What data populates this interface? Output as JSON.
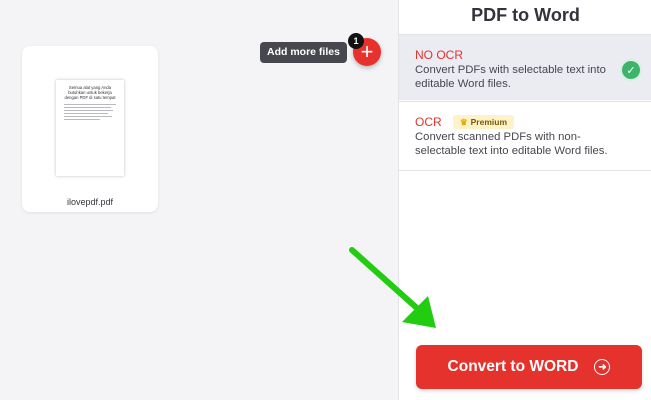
{
  "workspace": {
    "file": {
      "name": "ilovepdf.pdf",
      "thumbnail_text": "Semua alat yang Anda butuhkan untuk bekerja dengan PDF di satu tempat"
    },
    "add_files": {
      "tooltip": "Add more files",
      "count": "1",
      "icon": "plus-icon"
    }
  },
  "sidebar": {
    "title": "PDF to Word",
    "options": [
      {
        "title": "NO OCR",
        "description": "Convert PDFs with selectable text into editable Word files.",
        "selected": true
      },
      {
        "title": "OCR",
        "badge": "Premium",
        "description": "Convert scanned PDFs with non-selectable text into editable Word files.",
        "selected": false
      }
    ],
    "convert_button": "Convert to WORD"
  },
  "colors": {
    "accent": "#e5322d",
    "check": "#3cb56b",
    "annotation_arrow": "#22cc11"
  }
}
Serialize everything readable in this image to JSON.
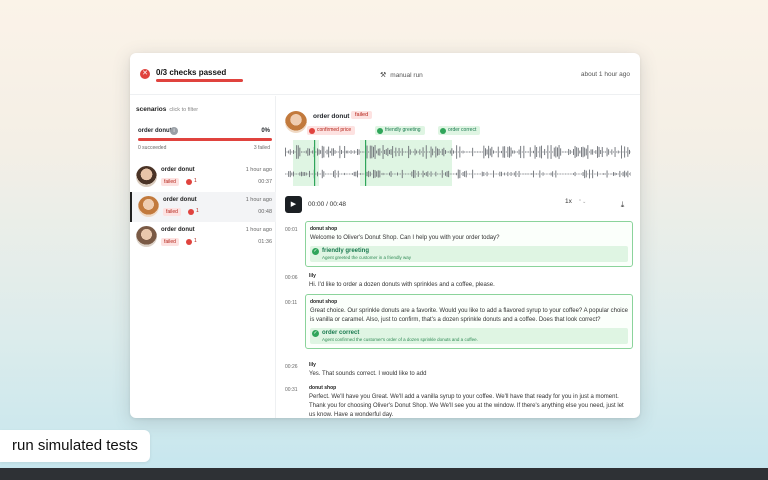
{
  "header": {
    "checks_title": "0/3 checks passed",
    "run_label": "manual run",
    "time_ago": "about 1 hour ago"
  },
  "sidebar": {
    "heading": "scenarios",
    "hint": "click to filter",
    "scenario": {
      "name": "order donut",
      "percent": "0%",
      "succeeded": "0 succeeded",
      "failed": "3 failed"
    },
    "runs": [
      {
        "name": "order donut",
        "time": "1 hour ago",
        "status": "failed",
        "fail_count": "1",
        "duration": "00:37"
      },
      {
        "name": "order donut",
        "time": "1 hour ago",
        "status": "failed",
        "fail_count": "1",
        "duration": "00:48"
      },
      {
        "name": "order donut",
        "time": "1 hour ago",
        "status": "failed",
        "fail_count": "1",
        "duration": "01:36"
      }
    ]
  },
  "main": {
    "title": "order donut",
    "status": "failed",
    "tags": [
      {
        "label": "confirmed price",
        "state": "fail"
      },
      {
        "label": "friendly greeting",
        "state": "pass"
      },
      {
        "label": "order correct",
        "state": "pass"
      }
    ],
    "player": {
      "time": "00:00 / 00:48",
      "speed": "1x"
    },
    "transcript": [
      {
        "ts": "00:01",
        "speaker": "donut shop",
        "text": "Welcome to Oliver's Donut Shop. Can I help you with your order today?",
        "check_name": "friendly greeting",
        "check_desc": "Agent greeted the customer in a friendly way"
      },
      {
        "ts": "00:06",
        "speaker": "lily",
        "text": "Hi. I'd like to order a dozen donuts with sprinkles and a coffee, please."
      },
      {
        "ts": "00:11",
        "speaker": "donut shop",
        "text": "Great choice. Our sprinkle donuts are a favorite. Would you like to add a flavored syrup to your coffee? A popular choice is vanilla or caramel. Also, just to confirm, that's a dozen sprinkle donuts and a coffee. Does that look correct?",
        "check_name": "order correct",
        "check_desc": "Agent confirmed the customer's order of a dozen sprinkle donuts and a coffee."
      },
      {
        "ts": "00:26",
        "speaker": "lily",
        "text": "Yes. That sounds correct. I would like to add"
      },
      {
        "ts": "00:31",
        "speaker": "donut shop",
        "text": "Perfect. We'll have you Great. We'll add a vanilla syrup to your coffee. We'll have that ready for you in just a moment. Thank you for choosing Oliver's Donut Shop. We We'll see you at the window. If there's anything else you need, just let us know. Have a wonderful day."
      }
    ]
  },
  "cta": "run simulated tests",
  "colors": {
    "fail": "#e0433e",
    "pass": "#2fa55a",
    "accent": "#1b1f23"
  }
}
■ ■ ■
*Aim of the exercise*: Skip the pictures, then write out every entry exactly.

*Answer space*:
What data populates this interface? Output as JSON.
{
  "workspace": {
    "file": {
      "name": "ilovepdf.pdf",
      "thumbnail_text": "Semua alat yang Anda butuhkan untuk bekerja dengan PDF di satu tempat"
    },
    "add_files": {
      "tooltip": "Add more files",
      "count": "1",
      "icon": "plus-icon"
    }
  },
  "sidebar": {
    "title": "PDF to Word",
    "options": [
      {
        "title": "NO OCR",
        "description": "Convert PDFs with selectable text into editable Word files.",
        "selected": true
      },
      {
        "title": "OCR",
        "badge": "Premium",
        "description": "Convert scanned PDFs with non-selectable text into editable Word files.",
        "selected": false
      }
    ],
    "convert_button": "Convert to WORD"
  },
  "colors": {
    "accent": "#e5322d",
    "check": "#3cb56b",
    "annotation_arrow": "#22cc11"
  }
}
Serialize everything readable in this image to JSON.
{
  "header": {
    "checks_title": "0/3 checks passed",
    "run_label": "manual run",
    "time_ago": "about 1 hour ago"
  },
  "sidebar": {
    "heading": "scenarios",
    "hint": "click to filter",
    "scenario": {
      "name": "order donut",
      "percent": "0%",
      "succeeded": "0 succeeded",
      "failed": "3 failed"
    },
    "runs": [
      {
        "name": "order donut",
        "time": "1 hour ago",
        "status": "failed",
        "fail_count": "1",
        "duration": "00:37"
      },
      {
        "name": "order donut",
        "time": "1 hour ago",
        "status": "failed",
        "fail_count": "1",
        "duration": "00:48"
      },
      {
        "name": "order donut",
        "time": "1 hour ago",
        "status": "failed",
        "fail_count": "1",
        "duration": "01:36"
      }
    ]
  },
  "main": {
    "title": "order donut",
    "status": "failed",
    "tags": [
      {
        "label": "confirmed price",
        "state": "fail"
      },
      {
        "label": "friendly greeting",
        "state": "pass"
      },
      {
        "label": "order correct",
        "state": "pass"
      }
    ],
    "player": {
      "time": "00:00 / 00:48",
      "speed": "1x"
    },
    "transcript": [
      {
        "ts": "00:01",
        "speaker": "donut shop",
        "text": "Welcome to Oliver's Donut Shop. Can I help you with your order today?",
        "check_name": "friendly greeting",
        "check_desc": "Agent greeted the customer in a friendly way"
      },
      {
        "ts": "00:06",
        "speaker": "lily",
        "text": "Hi. I'd like to order a dozen donuts with sprinkles and a coffee, please."
      },
      {
        "ts": "00:11",
        "speaker": "donut shop",
        "text": "Great choice. Our sprinkle donuts are a favorite. Would you like to add a flavored syrup to your coffee? A popular choice is vanilla or caramel. Also, just to confirm, that's a dozen sprinkle donuts and a coffee. Does that look correct?",
        "check_name": "order correct",
        "check_desc": "Agent confirmed the customer's order of a dozen sprinkle donuts and a coffee."
      },
      {
        "ts": "00:26",
        "speaker": "lily",
        "text": "Yes. That sounds correct. I would like to add"
      },
      {
        "ts": "00:31",
        "speaker": "donut shop",
        "text": "Perfect. We'll have you Great. We'll add a vanilla syrup to your coffee. We'll have that ready for you in just a moment. Thank you for choosing Oliver's Donut Shop. We We'll see you at the window. If there's anything else you need, just let us know. Have a wonderful day."
      }
    ]
  },
  "cta": "run simulated tests",
  "colors": {
    "fail": "#e0433e",
    "pass": "#2fa55a",
    "accent": "#1b1f23"
  }
}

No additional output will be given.